The two main factors in determining the length of time that the pump should be run during each cycle are the chemical demand and filtration. During the summer months, the chemical demand is at its peak, and since the bathing load is generally higher during this time, the amount of debris in the pool is higher also. This requires that the water be filtered more thoroughly to remove the excess debris. A "rule of thumb" exists which can be used to determine the length of each pumping cycle. For every 10° F of outside air temperature, run the pump 112 hour. For example, if the average maximum air temperature for a month was 100° F, then the pump should be operating for at least 5 hours per day for that month. Since the temperature cannot be accurately predicted each month, this rule should be followed conservatively. It is recommended that the pump run 12 hours per day/during the hottest summer months, and 4-5 hours per day during the winter months, and to varying degrees during the spring and fall. The daily cycle can be divided up into multiple cycles, but each cycle should be no shorter than 4 hours, since this is the minimum time it takes for all of the water in the pool to pass through the filter at least once, and it is also the recommended time between the addition of chemicals and the next water test/or pool use.


Before backwashing, it is important that the pump be turned off to avoid damage to the backwash valve mechanism.

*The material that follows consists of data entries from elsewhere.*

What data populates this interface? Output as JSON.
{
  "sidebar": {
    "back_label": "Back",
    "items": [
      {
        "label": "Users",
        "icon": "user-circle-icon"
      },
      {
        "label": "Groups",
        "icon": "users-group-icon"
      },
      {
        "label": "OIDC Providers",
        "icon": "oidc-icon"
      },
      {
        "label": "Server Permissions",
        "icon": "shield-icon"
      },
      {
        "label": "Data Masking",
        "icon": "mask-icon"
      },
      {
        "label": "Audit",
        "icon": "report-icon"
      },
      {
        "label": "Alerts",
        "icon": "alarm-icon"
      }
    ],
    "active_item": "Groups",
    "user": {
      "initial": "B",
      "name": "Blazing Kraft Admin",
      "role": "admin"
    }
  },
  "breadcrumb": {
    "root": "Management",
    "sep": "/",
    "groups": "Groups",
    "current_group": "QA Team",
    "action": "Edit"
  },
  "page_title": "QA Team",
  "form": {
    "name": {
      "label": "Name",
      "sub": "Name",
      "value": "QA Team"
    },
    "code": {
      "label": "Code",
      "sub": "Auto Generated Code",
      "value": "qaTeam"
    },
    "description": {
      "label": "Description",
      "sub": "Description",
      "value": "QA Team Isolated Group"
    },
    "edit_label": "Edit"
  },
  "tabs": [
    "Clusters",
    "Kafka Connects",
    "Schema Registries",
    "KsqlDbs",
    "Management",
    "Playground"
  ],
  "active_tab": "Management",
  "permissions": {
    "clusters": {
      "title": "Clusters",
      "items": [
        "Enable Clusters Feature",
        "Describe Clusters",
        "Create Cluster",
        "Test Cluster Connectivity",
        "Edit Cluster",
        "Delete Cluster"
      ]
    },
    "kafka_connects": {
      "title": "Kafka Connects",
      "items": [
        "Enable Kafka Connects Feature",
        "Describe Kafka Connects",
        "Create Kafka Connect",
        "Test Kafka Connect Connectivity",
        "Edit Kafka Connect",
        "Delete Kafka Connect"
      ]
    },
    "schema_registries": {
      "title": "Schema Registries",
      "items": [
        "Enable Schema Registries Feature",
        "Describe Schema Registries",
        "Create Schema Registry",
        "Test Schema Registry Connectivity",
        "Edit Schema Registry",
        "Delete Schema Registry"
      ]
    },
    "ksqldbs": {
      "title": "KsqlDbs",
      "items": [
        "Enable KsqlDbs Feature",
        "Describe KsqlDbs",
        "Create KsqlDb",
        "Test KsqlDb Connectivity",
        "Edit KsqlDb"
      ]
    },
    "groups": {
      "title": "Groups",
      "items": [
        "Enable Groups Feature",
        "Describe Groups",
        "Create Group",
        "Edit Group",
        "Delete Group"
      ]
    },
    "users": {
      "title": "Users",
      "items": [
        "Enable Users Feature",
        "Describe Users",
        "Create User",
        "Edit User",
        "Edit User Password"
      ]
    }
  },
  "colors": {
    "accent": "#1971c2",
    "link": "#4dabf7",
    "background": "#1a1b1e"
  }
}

For filters with a side-mounted, vertical backwash valve, rotate the handle to unlock the valve, push the handle down as far as it will go, and rotate the handle once again to lock the valve in the backwash position. Make sure that the backwash hose is extended to the desired area, and turn on the pump. A large quantity of water and debris will flow out of the hose. Continue until the water which is flowing out of the hose is clear and wait an additional 30 seconds to ensure that the filter is properly cleaned. Turn the pump off and return the valve to the normal filter mode by carrying out the above steps except in reverse order. Once the valve is returned to the filter position, open the air release valve to release trapped air in top of lid or tank tops. Turn the pump on and monitor the pressure gauge for proper operation of the system. If the pump fails to fill with water, or the pressure fails to build to the normal operating value, follow the steps in the "REGAINING PRIME" section below. For filters with a top-or side-mounted rotating backwash valve, the process is similar, but instead of pushing the handle down to backwash and up to filter, the handle of the rotating valve is pushed down and then rotate to the backwash and filter positions, respectively. Once all of the trapped air is released through the air release valve and only water flows out, close this valve.


If the pressure does not rise within I minute, shut the pump off and force water into the system through the skimmer by placing a garden hose into the hole at the bottom of the skimmer which is farthest from the pool and restarting the pump. The water from the garden hose should be enough to flood the pump and restart the system. Be sure to open the manual air relief valve after the pump has regained its prime to release the excess air from the filter.

(559) 635-9637